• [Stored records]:
- - - - - - -
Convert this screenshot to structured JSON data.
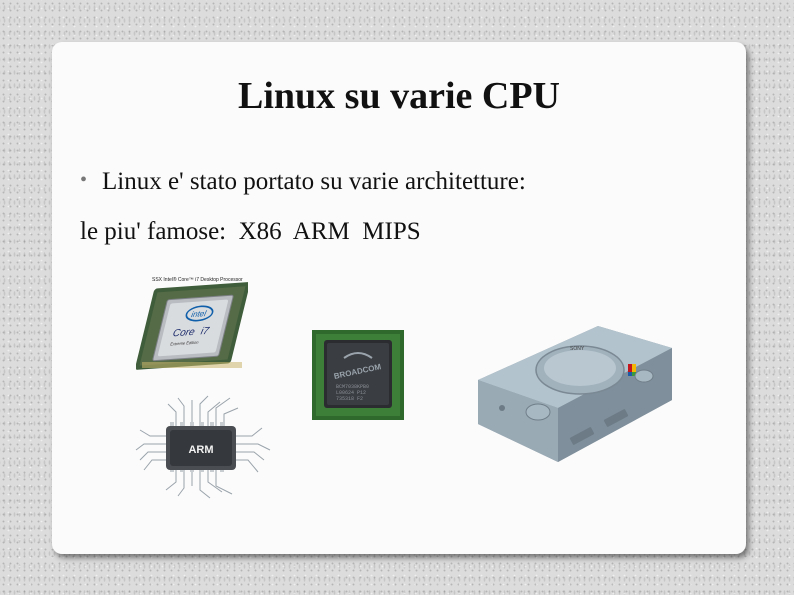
{
  "slide": {
    "title": "Linux su varie CPU",
    "bullet": "Linux e' stato portato su varie architetture:",
    "line2": "le piu' famose:  X86  ARM  MIPS"
  },
  "images": {
    "intel": {
      "header": "SSX Intel® Core™ i7 Desktop Processor",
      "brand": "intel",
      "model": "Core",
      "model_suffix": "i7",
      "sub": "Extreme Edition"
    },
    "arm": {
      "label": "ARM"
    },
    "broadcom": {
      "brand": "BROADCOM",
      "line1": "BCM7038KPB0",
      "line2": "L00624 P12",
      "line3": "735318 F2"
    },
    "playstation": {
      "brand": "SONY"
    }
  },
  "colors": {
    "slide_bg": "#fbfbfb",
    "page_bg": "#dcdcdc",
    "text": "#111111",
    "bullet": "#777777"
  }
}
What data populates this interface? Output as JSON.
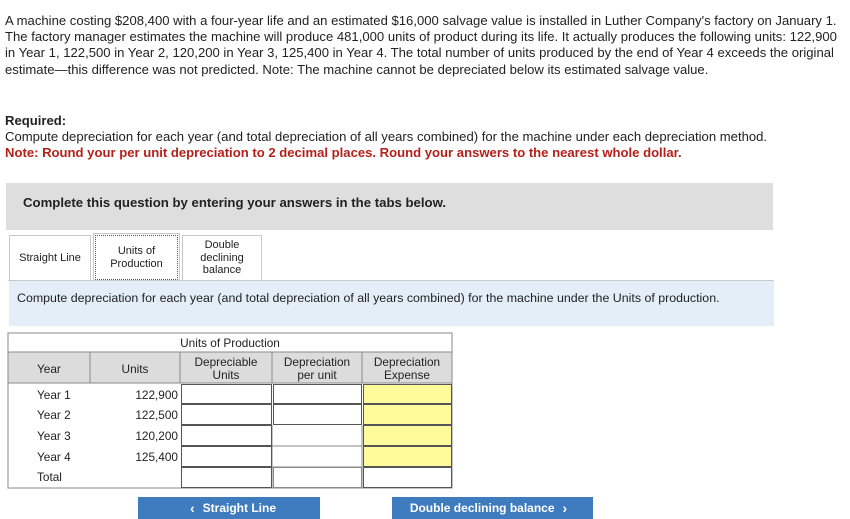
{
  "problem": {
    "text": "A machine costing $208,400 with a four-year life and an estimated $16,000 salvage value is installed in Luther Company's factory on January 1. The factory manager estimates the machine will produce 481,000 units of product during its life. It actually produces the following units: 122,900 in Year 1, 122,500 in Year 2, 120,200 in Year 3, 125,400 in Year 4. The total number of units produced by the end of Year 4 exceeds the original estimate—this difference was not predicted. Note: The machine cannot be depreciated below its estimated salvage value."
  },
  "required": {
    "heading": "Required:",
    "text": "Compute depreciation for each year (and total depreciation of all years combined) for the machine under each depreciation method.",
    "note": "Note: Round your per unit depreciation to 2 decimal places. Round your answers to the nearest whole dollar."
  },
  "banner": {
    "text": "Complete this question by entering your answers in the tabs below."
  },
  "tabs": {
    "straight_line": "Straight Line",
    "units_of_production": "Units of Production",
    "double_declining": "Double declining balance"
  },
  "instruction": {
    "text": "Compute depreciation for each year (and total depreciation of all years combined) for the machine under the Units of production."
  },
  "table": {
    "title": "Units of Production",
    "headers": {
      "year": "Year",
      "units": "Units",
      "depreciable_units": "Depreciable Units",
      "depreciation_per_unit": "Depreciation per unit",
      "depreciation_expense": "Depreciation Expense"
    },
    "rows": [
      {
        "year": "Year 1",
        "units": "122,900"
      },
      {
        "year": "Year 2",
        "units": "122,500"
      },
      {
        "year": "Year 3",
        "units": "120,200"
      },
      {
        "year": "Year 4",
        "units": "125,400"
      },
      {
        "year": "Total",
        "units": ""
      }
    ],
    "colors": {
      "header_bg": "#dcdcdc",
      "answer_bg": "#fdfb9c",
      "border": "#8a8a8a"
    }
  },
  "nav": {
    "prev_label": "Straight Line",
    "next_label": "Double declining balance",
    "color": "#3f7cbf"
  }
}
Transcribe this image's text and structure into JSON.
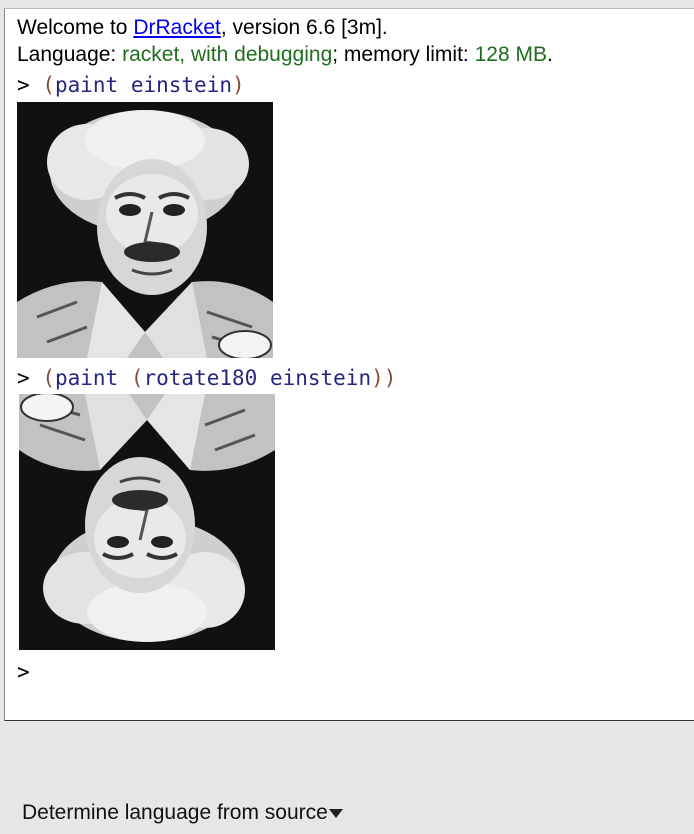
{
  "interactions": {
    "welcome": {
      "prefix": "Welcome to ",
      "link": "DrRacket",
      "suffix": ", version 6.6 [3m]."
    },
    "language": {
      "label": "Language: ",
      "name": "racket, with debugging",
      "sep": "; memory limit: ",
      "limit": "128 MB",
      "end": "."
    },
    "entries": [
      {
        "prompt": ">",
        "open": "(",
        "fn": "paint",
        "arg": "einstein",
        "close": ")",
        "result_image": "einstein-portrait"
      },
      {
        "prompt": ">",
        "open1": "(",
        "fn": "paint",
        "open2": "(",
        "inner_fn": "rotate180",
        "arg": "einstein",
        "close": "))",
        "result_image": "einstein-portrait-rotated-180"
      }
    ],
    "empty_prompt": ">"
  },
  "bottom_bar": {
    "language_selector": "Determine language from source",
    "dropdown_icon": "triangle-down-icon"
  },
  "colors": {
    "link": "#0000ee",
    "language_green": "#1f6e1f",
    "paren": "#8a4a3a",
    "symbol": "#262680"
  }
}
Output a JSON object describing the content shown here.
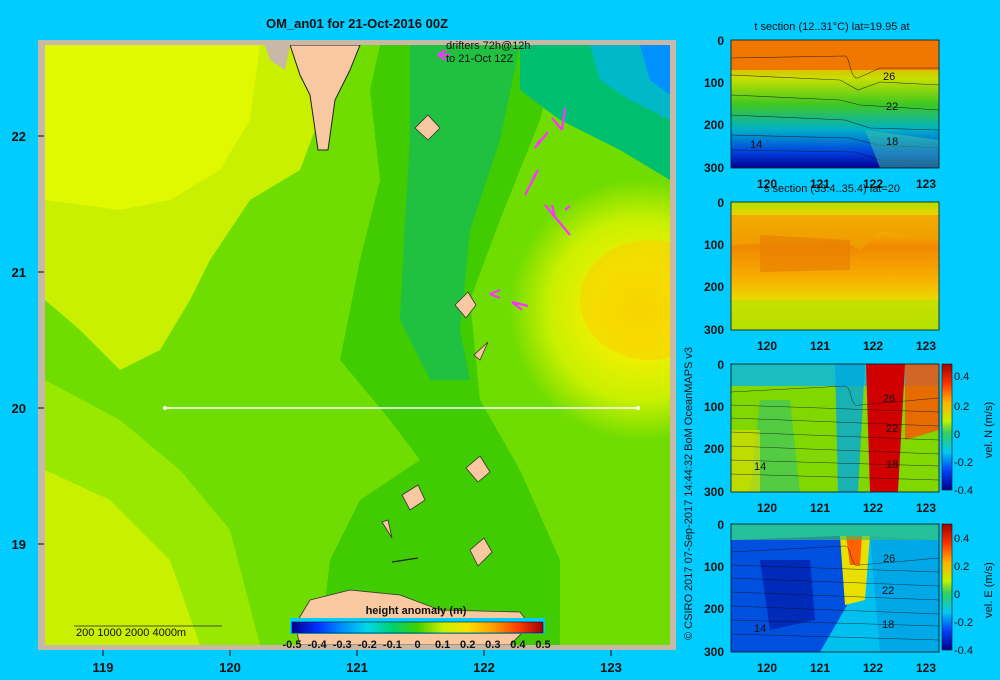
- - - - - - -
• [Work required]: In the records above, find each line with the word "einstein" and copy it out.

• [Response to this exercise]:
        "arg": "einstein",
        "result_image": "einstein-portrait"
        "arg": "einstein",
        "result_image": "einstein-portrait-rotated-180"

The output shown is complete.